→ Exercise directions: How many lines of the listing contain the string "Translate"? Only the number is wanted.

→ Entries provided:
======

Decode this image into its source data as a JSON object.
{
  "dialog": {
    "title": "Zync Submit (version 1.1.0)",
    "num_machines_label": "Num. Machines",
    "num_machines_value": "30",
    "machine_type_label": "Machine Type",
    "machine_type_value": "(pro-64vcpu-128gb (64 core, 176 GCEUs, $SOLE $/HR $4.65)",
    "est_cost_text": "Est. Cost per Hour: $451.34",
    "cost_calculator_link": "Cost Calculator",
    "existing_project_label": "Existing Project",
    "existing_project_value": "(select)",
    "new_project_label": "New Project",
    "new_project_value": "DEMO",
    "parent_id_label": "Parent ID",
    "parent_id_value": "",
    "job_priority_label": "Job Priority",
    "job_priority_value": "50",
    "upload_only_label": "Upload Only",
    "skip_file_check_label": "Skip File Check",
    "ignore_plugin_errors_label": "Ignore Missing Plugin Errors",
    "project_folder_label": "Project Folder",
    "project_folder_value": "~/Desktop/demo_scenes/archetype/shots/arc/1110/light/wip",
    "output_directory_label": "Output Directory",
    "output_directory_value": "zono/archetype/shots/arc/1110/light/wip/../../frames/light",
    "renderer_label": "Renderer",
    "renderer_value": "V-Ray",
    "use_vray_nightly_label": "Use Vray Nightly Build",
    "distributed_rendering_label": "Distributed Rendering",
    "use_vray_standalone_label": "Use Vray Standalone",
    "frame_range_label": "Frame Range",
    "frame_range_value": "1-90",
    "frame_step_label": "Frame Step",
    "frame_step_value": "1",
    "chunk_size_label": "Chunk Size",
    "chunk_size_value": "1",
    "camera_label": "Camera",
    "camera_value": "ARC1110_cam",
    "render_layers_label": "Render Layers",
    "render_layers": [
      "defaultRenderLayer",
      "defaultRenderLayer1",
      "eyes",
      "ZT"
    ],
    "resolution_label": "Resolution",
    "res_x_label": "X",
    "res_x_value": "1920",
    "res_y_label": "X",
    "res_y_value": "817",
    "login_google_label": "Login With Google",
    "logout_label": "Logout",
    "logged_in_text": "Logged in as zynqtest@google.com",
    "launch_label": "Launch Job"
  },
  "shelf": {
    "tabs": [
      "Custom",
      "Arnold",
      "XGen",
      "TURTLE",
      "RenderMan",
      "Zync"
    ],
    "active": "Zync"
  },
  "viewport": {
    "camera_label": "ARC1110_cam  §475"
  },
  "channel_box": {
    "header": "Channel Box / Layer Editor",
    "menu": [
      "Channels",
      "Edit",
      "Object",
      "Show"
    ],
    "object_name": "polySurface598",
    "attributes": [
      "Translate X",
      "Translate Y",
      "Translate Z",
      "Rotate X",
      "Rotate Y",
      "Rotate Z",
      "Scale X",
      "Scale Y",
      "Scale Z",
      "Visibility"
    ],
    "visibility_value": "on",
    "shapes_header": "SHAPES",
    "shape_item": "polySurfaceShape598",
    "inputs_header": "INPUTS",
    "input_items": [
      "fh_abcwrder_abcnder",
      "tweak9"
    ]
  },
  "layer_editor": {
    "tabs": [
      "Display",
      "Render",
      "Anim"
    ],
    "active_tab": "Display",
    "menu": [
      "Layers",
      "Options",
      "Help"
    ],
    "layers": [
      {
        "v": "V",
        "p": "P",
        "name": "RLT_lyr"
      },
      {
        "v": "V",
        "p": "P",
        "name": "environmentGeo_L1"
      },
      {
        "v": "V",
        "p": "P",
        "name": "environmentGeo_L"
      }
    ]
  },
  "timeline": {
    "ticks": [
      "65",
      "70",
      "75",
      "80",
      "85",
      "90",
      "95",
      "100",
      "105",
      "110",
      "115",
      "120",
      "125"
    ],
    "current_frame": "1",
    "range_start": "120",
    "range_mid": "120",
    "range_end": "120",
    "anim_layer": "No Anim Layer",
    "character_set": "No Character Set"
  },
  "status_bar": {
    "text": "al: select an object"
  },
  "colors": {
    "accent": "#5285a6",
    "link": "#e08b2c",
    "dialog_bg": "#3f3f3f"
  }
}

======

→ Response to this task: 3